Blue X is a prototype design that features a hinged raft with a unique geometry. It provides learning for both Mocean’s small-scale product line Blue Star and its utility scale product line, Blue Horizon that aims to deliver reliable green energy to transmission networks around the world. Blue X has been manufactured at Cowdenbeath-based fabricators AJS Production, with funding from Wave Energy Scotland’s Novel Wave Energy Converter programme.
According to Wave Energy Scotland (WES), the body set up in 2014 to ensure the country maintains a leading role in the development of marine energy, this is a significant breakthrough for the entire industry.
Tim Hurst, WES managing director, says: “For Mocean Energy to reach this stage, along with everything else that’s happening in the sector this year, represents a culmination of a lot of work by WES and all the developers that have been involved in taking a concept to prototype stage and on to real sea demonstration. It’s a really significant moment.
“Going back to when we were formed in 2014, we were given the task of proving that wave energy can really work. This demonstrates that wave energy is a viable technology for the future.”
Mocean Energy is one of many companies that has received financial and other support from WES. In total WES has funded 95 contracts, made investments of almost £42 million and been involved with 230 different organisations across 13 different countries.
WES’s funding of £5m for Mocean Energy covered the development costs for the Blue X, but Hurst explains that WES offered more than financial support. “We’ve provided Mocean Energy with a framework to help them de-risk their technology. This has removed the commercial pressures that have led to previous wave developers to go too big, too soon,” says Hurst.
He adds: “We have also given Mocean Energy access to a large pool of talent and capability and built a successful consortium that has helped get them to this point.”
The most high-profile failures in the earlier stages of wave energy development in Scotland were Pelamis and Aquamarine Power which went into administration in 2014 and 2015 respectively, massively denting investor confidence in the sector.
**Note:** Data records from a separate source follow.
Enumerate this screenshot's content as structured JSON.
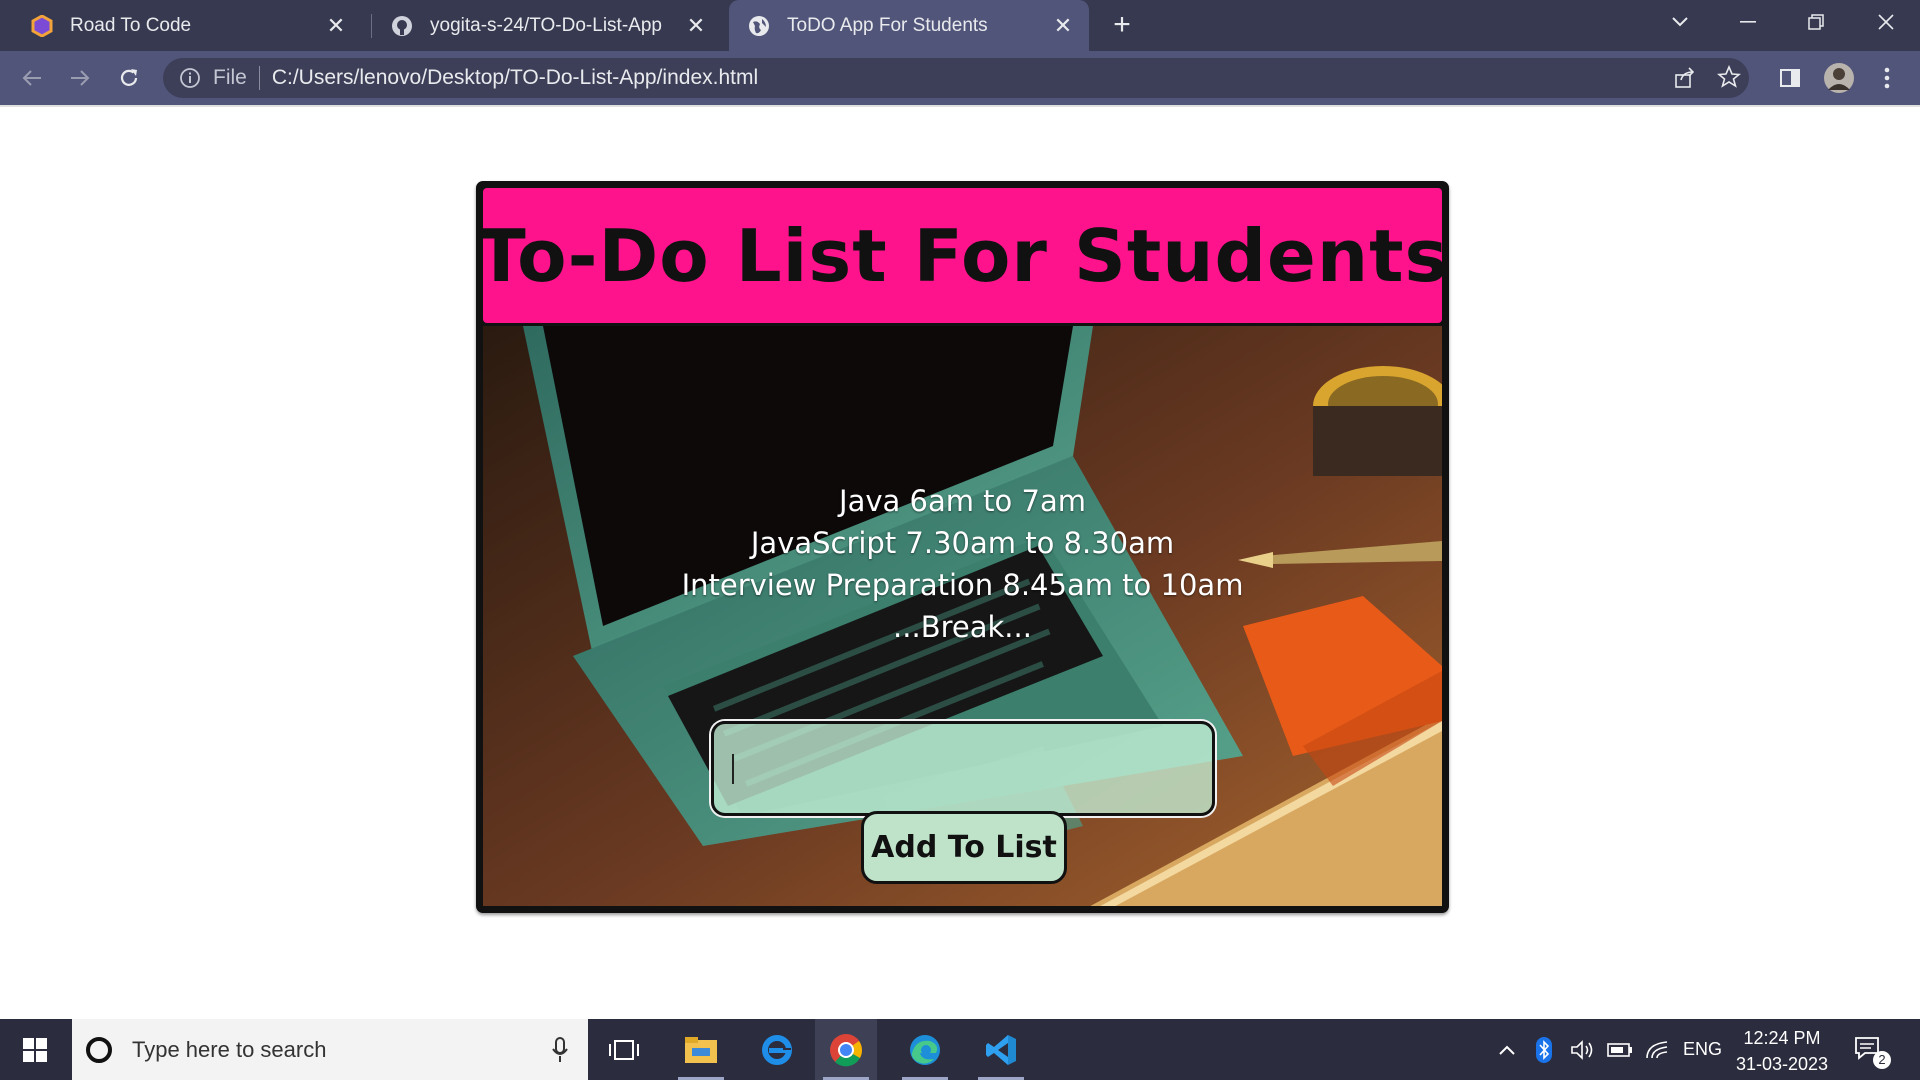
{
  "browser": {
    "tabs": [
      {
        "title": "Road To Code",
        "icon": "road-to-code-icon",
        "active": false
      },
      {
        "title": "yogita-s-24/TO-Do-List-App",
        "icon": "github-icon",
        "active": false
      },
      {
        "title": "ToDO App For Students",
        "icon": "globe-icon",
        "active": true
      }
    ],
    "address": {
      "scheme_label": "File",
      "url": "C:/Users/lenovo/Desktop/TO-Do-List-App/index.html"
    }
  },
  "app": {
    "title": "To-Do List For Students",
    "tasks": [
      "Java 6am to 7am",
      "JavaScript 7.30am to 8.30am",
      "Interview Preparation 8.45am to 10am",
      "...Break..."
    ],
    "input_value": "",
    "add_button_label": "Add To List",
    "colors": {
      "header": "#fe138c",
      "button": "#bfe3c9"
    }
  },
  "taskbar": {
    "search_placeholder": "Type here to search",
    "language": "ENG",
    "time": "12:24 PM",
    "date": "31-03-2023",
    "notification_count": "2"
  }
}
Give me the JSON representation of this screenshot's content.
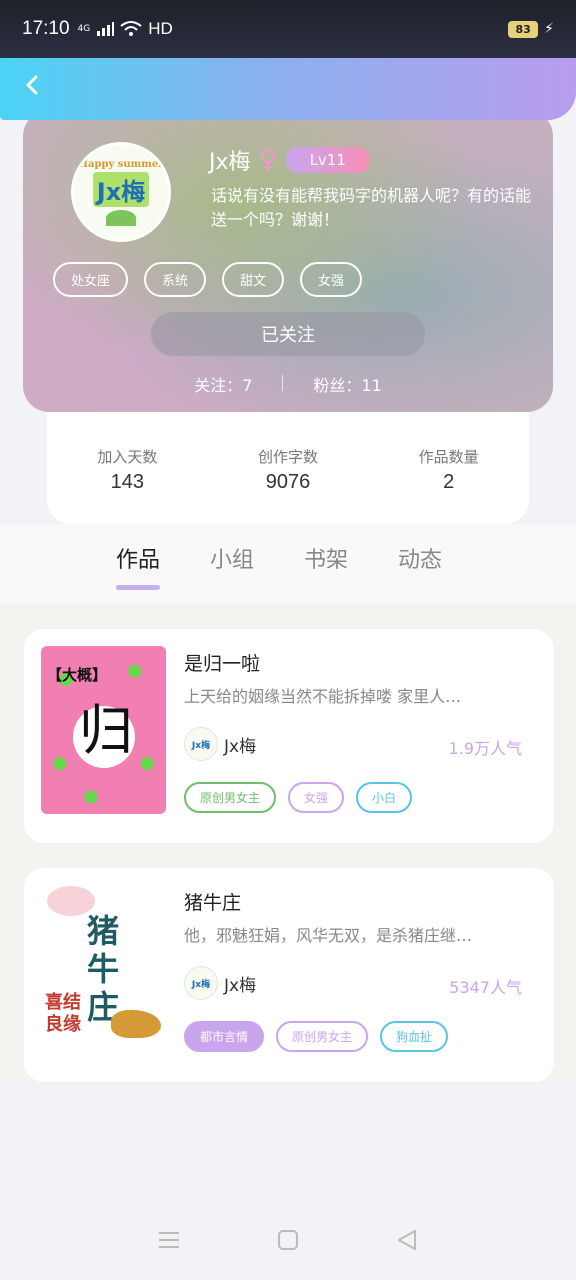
{
  "status_bar": {
    "time": "17:10",
    "network": "4G",
    "hd": "HD",
    "battery": "83"
  },
  "profile": {
    "username": "Jx梅",
    "avatar_text_top": "Happy summer",
    "avatar_text_main": "Jx梅",
    "level": "Lv11",
    "bio_line1": "话说有没有能帮我码字的机器人呢？有的话能",
    "bio_line2": "送一个吗？谢谢！",
    "tags": [
      "处女座",
      "系统",
      "甜文",
      "女强"
    ],
    "follow_button": "已关注",
    "following": "关注：7",
    "fans": "粉丝：11"
  },
  "stats": [
    {
      "label": "加入天数",
      "value": "143"
    },
    {
      "label": "创作字数",
      "value": "9076"
    },
    {
      "label": "作品数量",
      "value": "2"
    }
  ],
  "tabs": [
    "作品",
    "小组",
    "书架",
    "动态"
  ],
  "books": [
    {
      "title": "是归一啦",
      "desc": "上天给的姻缘当然不能拆掉喽  家里人…",
      "author": "Jx梅",
      "popularity": "1.9万人气",
      "cover_bracket": "【大概】",
      "cover_glyph": "归",
      "tags": [
        {
          "text": "原创男女主",
          "color": "#6fbe6a",
          "filled": false
        },
        {
          "text": "女强",
          "color": "#c9a5ee",
          "filled": false
        },
        {
          "text": "小白",
          "color": "#57c5e6",
          "filled": false
        }
      ]
    },
    {
      "title": "猪牛庄",
      "desc": "他，邪魅狂娟，风华无双，是杀猪庄继…",
      "author": "Jx梅",
      "popularity": "5347人气",
      "cover_title": "猪牛庄",
      "cover_red": "喜结良缘",
      "tags": [
        {
          "text": "都市言情",
          "color": "#c9a5ee",
          "filled": true
        },
        {
          "text": "原创男女主",
          "color": "#c9a5ee",
          "filled": false
        },
        {
          "text": "狗血扯",
          "color": "#57c5e6",
          "filled": false
        }
      ]
    }
  ],
  "colors": {
    "header_gradient_start": "#4ad3f5",
    "header_gradient_end": "#b89cee",
    "accent_purple": "#c5b0ee",
    "popularity": "#c7a6ec"
  }
}
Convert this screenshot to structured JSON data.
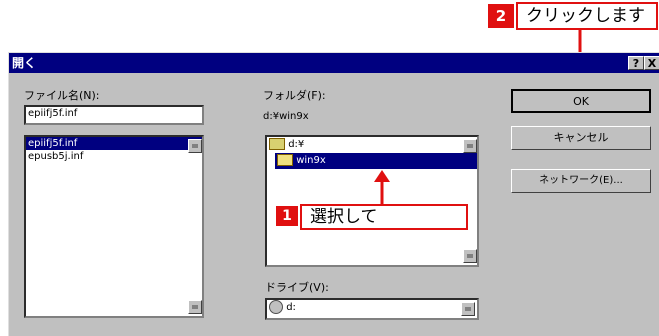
{
  "dialog": {
    "title": "開く",
    "help_label": "?",
    "close_label": "X"
  },
  "filename": {
    "label": "ファイル名(N):",
    "value": "epiifj5f.inf",
    "list": [
      "epiifj5f.inf",
      "epusb5j.inf"
    ]
  },
  "folder": {
    "label": "フォルダ(F):",
    "path": "d:¥win9x",
    "items": [
      "d:¥",
      "win9x"
    ]
  },
  "drive": {
    "label": "ドライブ(V):",
    "value": "d:"
  },
  "buttons": {
    "ok": "OK",
    "cancel": "キャンセル",
    "network": "ネットワーク(E)..."
  },
  "annotations": {
    "step1_number": "1",
    "step1_text": "選択して",
    "step2_number": "2",
    "step2_text": "クリックします",
    "accent_color": "#e01010"
  }
}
Dr Cameron McNatt, co-founder and managing director of Mocean Energy, agrees that WES has played a vital role in helping re-build belief in the sector. “When WES was created in 2015 the industry was at a real low point. A lot of people had lost faith in wave energy and investors has been turned off.”
Dr McNatt describes its Blue X device reaching the stage of being wet tested at Rosyth before it is moved to Orkney as a “huge milestone”. He says: “Ultimately it’s all about building something that goes into the water and generates energy from ocean waves. All the work we’ve done to date has been desk-based, along with testing small models in wave tanks.
“We’ve been working really hard on this project for the last two years. This is a good opportunity for the whole Mocean team and all the subcontractors to celebrate, but there’s still a lot to be done in testing the technology to make sure it’s going to work perfectly.”
When Blue X arrives at EMEC’s Scapa Flow site it will be put into the water and hooked up to moorings.
Matthew Finn, EMEC commercial director, explains data will be gathered around Blue X’s performance, such as the incoming wave resource, and it will with Mocean Energy to make any improvements.
He says: “Each test at EMEC is a culmination of a number of years of development and investment, so it’s extremely exciting to see the Mocean technology arrive in Orkney and we are looking forward to seeing it put through its paces.”
He adds: “Technologies graduating out of WES should be investor ready and EMEC will give them its full support to help breakthrough into the marketplace, and this marketplace is right on our doorstep with Scotland alone having 10% of Europe’s entire wave energy potential.”
With the Offshore Renewable Energy Catapult, ‘Tidal Stream Wave Energy Cost Reduction and Industrial Benefit' report published in 2018 calculating that wave energy would have a net cumulative benefit to the UK by 2040 of £4 billion, the potential benefits to the Scottish economy of such advances in the sector are clear to see.